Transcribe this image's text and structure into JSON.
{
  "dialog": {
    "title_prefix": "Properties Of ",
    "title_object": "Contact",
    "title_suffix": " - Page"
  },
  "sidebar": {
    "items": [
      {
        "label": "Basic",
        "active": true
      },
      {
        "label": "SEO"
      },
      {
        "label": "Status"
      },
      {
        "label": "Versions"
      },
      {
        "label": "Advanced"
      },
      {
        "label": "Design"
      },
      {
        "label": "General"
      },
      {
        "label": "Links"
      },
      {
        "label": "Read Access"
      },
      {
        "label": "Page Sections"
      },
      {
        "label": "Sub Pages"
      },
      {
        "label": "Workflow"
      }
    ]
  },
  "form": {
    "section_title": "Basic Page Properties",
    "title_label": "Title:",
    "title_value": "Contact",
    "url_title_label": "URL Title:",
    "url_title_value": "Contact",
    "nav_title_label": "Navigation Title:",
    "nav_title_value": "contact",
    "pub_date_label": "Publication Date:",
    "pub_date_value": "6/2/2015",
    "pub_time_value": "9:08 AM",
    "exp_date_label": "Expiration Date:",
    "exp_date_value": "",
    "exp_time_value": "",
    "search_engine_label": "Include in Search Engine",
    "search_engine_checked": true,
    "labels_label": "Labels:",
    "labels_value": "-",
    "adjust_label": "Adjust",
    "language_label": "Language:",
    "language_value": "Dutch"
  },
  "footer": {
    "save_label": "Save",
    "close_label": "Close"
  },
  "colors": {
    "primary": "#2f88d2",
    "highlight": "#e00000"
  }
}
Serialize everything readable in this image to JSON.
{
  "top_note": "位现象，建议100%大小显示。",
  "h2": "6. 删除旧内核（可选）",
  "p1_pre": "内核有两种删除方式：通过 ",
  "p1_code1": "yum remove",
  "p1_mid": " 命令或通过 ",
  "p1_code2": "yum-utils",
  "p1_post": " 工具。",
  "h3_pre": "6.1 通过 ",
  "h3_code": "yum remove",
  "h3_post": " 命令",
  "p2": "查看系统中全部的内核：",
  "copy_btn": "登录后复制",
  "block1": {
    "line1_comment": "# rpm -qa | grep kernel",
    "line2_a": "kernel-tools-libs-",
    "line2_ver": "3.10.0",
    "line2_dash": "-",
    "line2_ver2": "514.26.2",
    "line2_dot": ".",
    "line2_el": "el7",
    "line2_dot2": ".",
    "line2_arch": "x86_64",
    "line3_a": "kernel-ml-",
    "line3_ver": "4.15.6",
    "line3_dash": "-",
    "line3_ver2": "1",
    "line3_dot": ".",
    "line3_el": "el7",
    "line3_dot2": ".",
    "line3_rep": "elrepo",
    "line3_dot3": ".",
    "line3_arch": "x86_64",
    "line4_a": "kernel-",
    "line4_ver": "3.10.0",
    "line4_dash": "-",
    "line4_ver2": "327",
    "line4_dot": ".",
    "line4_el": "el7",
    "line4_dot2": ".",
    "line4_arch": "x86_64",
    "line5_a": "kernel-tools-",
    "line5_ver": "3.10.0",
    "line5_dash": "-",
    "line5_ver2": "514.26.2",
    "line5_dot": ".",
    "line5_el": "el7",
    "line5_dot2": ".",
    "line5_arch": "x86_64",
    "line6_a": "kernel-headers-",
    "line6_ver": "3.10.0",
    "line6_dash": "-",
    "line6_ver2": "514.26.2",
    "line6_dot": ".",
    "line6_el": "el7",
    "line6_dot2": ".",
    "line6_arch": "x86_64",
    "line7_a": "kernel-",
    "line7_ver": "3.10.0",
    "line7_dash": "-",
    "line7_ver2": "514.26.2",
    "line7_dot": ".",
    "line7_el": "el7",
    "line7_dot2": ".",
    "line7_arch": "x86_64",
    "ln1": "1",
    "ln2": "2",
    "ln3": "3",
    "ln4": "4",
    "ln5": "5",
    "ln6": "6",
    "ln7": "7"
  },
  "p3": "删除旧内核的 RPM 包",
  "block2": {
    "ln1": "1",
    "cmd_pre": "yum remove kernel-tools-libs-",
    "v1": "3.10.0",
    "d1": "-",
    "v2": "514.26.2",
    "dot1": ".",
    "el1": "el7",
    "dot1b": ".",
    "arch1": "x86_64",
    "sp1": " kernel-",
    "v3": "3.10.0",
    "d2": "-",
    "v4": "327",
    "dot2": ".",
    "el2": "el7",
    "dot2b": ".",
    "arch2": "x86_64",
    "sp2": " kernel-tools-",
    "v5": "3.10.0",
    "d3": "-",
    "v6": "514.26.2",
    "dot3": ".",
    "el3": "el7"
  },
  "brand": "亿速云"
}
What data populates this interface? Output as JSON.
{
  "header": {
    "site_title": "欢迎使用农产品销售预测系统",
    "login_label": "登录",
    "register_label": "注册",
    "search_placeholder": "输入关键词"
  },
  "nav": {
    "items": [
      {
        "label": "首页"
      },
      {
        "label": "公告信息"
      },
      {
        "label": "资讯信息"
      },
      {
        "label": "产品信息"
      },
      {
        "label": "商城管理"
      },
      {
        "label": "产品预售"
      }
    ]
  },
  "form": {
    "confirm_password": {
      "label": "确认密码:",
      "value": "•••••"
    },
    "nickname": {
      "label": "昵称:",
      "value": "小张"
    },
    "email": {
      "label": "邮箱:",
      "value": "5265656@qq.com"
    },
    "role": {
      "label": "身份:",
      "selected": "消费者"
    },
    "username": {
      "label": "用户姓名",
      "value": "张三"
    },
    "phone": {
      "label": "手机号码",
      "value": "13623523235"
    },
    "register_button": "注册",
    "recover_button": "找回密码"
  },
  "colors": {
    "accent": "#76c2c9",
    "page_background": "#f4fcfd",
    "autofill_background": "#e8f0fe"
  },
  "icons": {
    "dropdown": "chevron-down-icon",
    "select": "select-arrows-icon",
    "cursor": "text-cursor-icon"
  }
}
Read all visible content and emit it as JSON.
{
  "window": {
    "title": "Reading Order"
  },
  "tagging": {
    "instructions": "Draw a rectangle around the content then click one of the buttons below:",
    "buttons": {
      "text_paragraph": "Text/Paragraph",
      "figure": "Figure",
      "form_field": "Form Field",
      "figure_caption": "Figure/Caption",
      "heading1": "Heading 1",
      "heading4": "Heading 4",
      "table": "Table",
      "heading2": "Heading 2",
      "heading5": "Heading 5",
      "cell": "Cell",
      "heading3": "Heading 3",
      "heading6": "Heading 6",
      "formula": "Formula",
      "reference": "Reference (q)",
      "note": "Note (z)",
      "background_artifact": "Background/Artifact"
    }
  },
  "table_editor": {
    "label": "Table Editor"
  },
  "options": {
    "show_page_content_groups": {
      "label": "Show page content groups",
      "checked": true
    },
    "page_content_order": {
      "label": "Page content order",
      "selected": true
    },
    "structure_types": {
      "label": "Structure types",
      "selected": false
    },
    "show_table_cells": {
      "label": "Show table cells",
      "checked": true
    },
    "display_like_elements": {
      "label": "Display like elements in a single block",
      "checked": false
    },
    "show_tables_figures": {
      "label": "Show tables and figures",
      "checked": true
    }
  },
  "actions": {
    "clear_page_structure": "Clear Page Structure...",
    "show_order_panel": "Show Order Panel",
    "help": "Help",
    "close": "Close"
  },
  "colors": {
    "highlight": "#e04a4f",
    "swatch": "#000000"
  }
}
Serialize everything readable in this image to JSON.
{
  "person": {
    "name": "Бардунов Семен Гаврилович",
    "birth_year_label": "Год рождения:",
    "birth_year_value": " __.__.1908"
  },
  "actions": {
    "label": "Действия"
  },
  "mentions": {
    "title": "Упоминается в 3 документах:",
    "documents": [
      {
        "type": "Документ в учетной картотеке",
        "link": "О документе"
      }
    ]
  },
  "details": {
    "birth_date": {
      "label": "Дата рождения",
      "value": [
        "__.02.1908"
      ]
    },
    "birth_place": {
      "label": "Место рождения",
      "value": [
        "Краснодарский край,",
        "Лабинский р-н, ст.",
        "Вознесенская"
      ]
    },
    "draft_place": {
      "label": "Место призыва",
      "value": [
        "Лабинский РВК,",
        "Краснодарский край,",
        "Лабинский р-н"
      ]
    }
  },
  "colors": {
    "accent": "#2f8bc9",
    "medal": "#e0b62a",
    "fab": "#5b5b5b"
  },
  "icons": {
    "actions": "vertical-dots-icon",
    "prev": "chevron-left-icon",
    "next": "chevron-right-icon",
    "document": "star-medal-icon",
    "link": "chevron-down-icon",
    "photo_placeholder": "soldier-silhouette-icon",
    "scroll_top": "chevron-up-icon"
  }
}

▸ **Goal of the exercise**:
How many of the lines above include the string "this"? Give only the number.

▸ **Your response**:
4